The midweek edition of the Morning Jolt features Bob Filner’s latest implausible excuses — just a big misunderstanding about hugs! — more revelations about Washington, D.C., from This Town, a troublesome series of decisions from some bloggers on the Right, and . . .
Cheney. Enzi. Let the Rumble Begin.
The good news: The breaking news that “Wyoming has just elected Liz Cheney its next senator” will probably prompt Democrats to feel like this:
The bad news: Get ready for a big, hard-fought, expensive primary in a state that’s pretty much guaranteed to elect a Republican anyway. Voter-registration statistics indicate Wyoming has 166,643 Republicans, 53,301 Democrats, 34,330 unaffiliated voters, 1,866 Libertarians, 295 Constitution Party voters,and 118 “other” voters.
Assuming every Republican votes in the primary, we’re looking at each candidate spending what, $12 per vote, minimum?
Ari Fleischer: “I’m a big fan of Liz Cheney. But not in this race.”
I think Kurt Schlichter articulates the view of a lot of Republicans that while Enzi may have amassed a conservative voting record, they’re largely unfamiliar with him as a combatant against the Obama administration — and that, ultimately, is what they feel the party needs most right now:
He needs to go because we can do better. It’s not about Mike Enzi or any other Republican politician. It’s about winning this war against progressivism, and if you aren’t leading the fight then bow out and make room for someone who will.
Liz Cheney will. The seat would hardly be at risk — the Wyoming GOP primary is better known as the Wyoming general election — so we can take the chance to do better. After all, Liz Cheney has something Enzi doesn’t — a taste for political combat.
She wants to win. Not to “compromise,” not to “work together,” not sit around singing “Kumbayah” with the liberals. She wants to win.
Enzi wants to be a sober, serious legislator working with his liberal friends across the aisle to make a better country. Except there are no friends across the aisle, and the liberals do not want to make this a better country. Liberals want to ruthlessly acquire and maintain power and control over every aspect of our lives, and anyone who does not see and understand that and who can’t commit to destroying their hideous plans for our country needs to get out the way for a true conservative warrior.
The Times, perhaps again thinking it was helping, noted that Enzi “avoids political talk shows because, he says, their goal is to get guests to ‘beat up on their colleagues.’”
Except we need GOP Senators to be willing to “beat up on their colleagues.” It’s not about collegiality in the cloakroom.

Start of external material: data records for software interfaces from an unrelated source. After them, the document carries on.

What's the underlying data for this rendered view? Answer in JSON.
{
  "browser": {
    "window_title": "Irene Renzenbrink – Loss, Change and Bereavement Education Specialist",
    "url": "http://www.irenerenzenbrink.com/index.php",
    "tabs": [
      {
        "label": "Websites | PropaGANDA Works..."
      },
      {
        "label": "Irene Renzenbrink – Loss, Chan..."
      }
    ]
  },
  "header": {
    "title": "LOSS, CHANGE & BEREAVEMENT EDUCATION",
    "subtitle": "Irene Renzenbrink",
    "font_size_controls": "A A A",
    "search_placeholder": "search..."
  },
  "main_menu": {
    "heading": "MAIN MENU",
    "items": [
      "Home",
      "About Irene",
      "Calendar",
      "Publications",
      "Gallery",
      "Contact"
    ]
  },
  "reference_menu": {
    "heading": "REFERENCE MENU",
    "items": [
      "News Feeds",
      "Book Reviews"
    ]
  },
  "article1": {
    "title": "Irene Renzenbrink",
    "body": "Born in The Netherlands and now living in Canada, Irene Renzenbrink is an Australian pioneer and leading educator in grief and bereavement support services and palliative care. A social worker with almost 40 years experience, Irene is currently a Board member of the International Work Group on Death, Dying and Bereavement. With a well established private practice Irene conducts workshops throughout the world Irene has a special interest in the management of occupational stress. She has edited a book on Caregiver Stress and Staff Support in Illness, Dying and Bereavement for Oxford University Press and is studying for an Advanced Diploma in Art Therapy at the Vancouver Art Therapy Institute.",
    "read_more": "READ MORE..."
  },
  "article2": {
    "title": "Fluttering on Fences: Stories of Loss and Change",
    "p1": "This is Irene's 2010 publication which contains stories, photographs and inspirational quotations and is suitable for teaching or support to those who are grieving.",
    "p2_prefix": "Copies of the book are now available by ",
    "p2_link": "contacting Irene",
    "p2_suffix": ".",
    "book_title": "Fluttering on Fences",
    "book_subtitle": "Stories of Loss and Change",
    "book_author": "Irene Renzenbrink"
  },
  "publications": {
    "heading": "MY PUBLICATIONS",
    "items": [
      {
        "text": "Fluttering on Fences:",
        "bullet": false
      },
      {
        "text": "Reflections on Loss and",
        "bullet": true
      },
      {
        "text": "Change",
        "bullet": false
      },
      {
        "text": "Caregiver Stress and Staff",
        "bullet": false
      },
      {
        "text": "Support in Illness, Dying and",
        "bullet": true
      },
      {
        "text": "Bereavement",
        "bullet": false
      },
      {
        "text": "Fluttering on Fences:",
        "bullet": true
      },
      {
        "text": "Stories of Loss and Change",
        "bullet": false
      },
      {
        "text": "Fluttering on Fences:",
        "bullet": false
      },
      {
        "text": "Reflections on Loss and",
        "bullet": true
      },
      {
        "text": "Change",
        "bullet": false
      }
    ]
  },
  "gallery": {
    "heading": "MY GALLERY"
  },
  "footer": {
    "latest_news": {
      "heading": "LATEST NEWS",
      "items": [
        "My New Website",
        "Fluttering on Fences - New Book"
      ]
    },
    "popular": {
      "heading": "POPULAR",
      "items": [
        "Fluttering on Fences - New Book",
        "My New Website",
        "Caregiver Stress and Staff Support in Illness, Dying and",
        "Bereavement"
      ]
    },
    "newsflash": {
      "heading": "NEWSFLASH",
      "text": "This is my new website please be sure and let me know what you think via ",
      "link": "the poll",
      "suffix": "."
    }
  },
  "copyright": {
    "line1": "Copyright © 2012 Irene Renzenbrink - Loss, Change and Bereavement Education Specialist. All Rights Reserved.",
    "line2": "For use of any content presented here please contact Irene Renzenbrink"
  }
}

We want you hated, despised, and targeted because that will mean you are getting something conservative done.
Expect some big guns to sit this one out, as Katrina Trinko reports: “Both Enzi and Cheney are top notch candidates who would slam dunk a general election, so this isn’t the the type of race we’d engage in,” Crossroads spokesman Jonathan Collegio e-mails. ‘We’re more concerned with primaries where certain results would lead to the Democrats winning.’”
So what will this election be about, besides her argument that it’s time for fresh faces and new blood, and his argument that she’s not really connected to the state, having only bought a house in Wyoming last year? Probably gay marriage.
Liz Cheney on gay marriage, back in 2009: “My family has been very clear about this: We think freedom means freedom for everybody. This is an issue states have to decide for themselves. . . . States have got to make this decision. . . . I certainly would not like to see a constitutional amendment you know, as was suggested in the last administration, banning it. This is an issue that the democratic process has to decide.”